golden handcuffs \GOHL-dun-HAND-kufs\
noun: special benefits offered to an employee as an inducement to continue service
It was in the company’s interests to offer Janice a set of golden handcuffs in the form of company stock, since her connections and knowledge of industry secrets would not be easy to replace.
“Coffey quit Moore Capital at the age of 41 to spend more time with his family having previously made his name, and a reported $700 million fortune, at GLG, where he turned down a $250 million golden handcuffs deal to stay.” — Jamie Dunkley, London Evening Standard, October 8, 2014
Did you know?
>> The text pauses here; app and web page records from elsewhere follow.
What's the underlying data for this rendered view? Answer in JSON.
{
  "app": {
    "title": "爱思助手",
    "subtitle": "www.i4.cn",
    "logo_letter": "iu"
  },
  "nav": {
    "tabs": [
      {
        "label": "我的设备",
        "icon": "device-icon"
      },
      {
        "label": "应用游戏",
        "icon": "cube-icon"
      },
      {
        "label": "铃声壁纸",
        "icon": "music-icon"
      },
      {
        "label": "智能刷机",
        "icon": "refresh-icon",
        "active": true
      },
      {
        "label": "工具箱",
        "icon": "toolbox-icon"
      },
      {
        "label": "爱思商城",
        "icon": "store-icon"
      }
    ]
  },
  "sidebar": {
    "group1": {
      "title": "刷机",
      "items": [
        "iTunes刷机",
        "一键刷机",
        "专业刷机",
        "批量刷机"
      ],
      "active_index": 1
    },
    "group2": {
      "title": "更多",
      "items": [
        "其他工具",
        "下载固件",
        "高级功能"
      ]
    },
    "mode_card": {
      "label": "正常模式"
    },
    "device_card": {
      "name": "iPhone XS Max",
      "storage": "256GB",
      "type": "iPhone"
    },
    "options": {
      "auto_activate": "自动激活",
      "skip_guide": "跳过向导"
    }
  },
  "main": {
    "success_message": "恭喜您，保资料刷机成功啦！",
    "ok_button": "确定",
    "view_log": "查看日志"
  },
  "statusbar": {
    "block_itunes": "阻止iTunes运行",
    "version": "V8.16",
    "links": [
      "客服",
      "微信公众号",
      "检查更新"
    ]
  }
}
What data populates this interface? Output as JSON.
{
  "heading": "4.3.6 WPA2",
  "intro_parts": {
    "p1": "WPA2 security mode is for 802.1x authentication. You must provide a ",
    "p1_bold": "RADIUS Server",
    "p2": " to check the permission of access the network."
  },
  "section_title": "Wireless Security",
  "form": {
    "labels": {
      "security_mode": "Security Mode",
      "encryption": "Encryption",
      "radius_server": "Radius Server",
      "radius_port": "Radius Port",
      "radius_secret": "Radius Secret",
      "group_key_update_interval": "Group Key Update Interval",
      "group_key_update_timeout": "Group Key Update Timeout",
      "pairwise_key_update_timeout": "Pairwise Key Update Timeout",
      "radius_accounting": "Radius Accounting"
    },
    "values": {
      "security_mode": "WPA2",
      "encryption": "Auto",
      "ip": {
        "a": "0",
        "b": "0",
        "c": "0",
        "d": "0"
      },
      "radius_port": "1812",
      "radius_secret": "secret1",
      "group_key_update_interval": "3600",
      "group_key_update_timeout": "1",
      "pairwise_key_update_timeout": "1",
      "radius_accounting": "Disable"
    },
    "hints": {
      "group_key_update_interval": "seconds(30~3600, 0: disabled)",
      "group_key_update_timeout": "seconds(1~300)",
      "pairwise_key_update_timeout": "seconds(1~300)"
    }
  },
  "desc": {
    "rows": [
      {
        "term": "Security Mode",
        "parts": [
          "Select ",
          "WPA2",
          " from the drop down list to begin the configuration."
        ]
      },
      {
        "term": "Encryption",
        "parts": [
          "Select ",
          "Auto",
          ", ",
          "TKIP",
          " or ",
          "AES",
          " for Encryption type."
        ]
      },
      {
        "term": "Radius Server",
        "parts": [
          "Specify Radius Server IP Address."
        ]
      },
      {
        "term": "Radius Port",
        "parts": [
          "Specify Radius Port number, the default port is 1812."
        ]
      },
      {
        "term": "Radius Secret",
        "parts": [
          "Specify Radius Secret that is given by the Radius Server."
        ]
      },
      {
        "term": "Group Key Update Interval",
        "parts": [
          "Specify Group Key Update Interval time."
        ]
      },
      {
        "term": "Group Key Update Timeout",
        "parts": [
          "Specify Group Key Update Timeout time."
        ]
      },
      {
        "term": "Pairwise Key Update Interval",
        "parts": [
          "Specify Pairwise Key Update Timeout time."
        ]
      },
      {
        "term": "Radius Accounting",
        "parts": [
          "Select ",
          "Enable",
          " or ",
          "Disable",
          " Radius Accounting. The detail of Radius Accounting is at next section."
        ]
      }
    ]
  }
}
Chances are you’ve heard of a “golden handshake,” which is a particularly tempting severance agreement offered to an employee in an effort to induce the person to retire early. People started getting “golden handshakes” (by that name) around 1960; by 1976, English speakers had also coined the accompanying “golden handcuffs” to describe a situation in which someone is offered a special inducement to stay. The expression turns up often in quasi-literal uses, such as “slapped golden handcuffs on” or “a shiny new set of golden handcuffs.”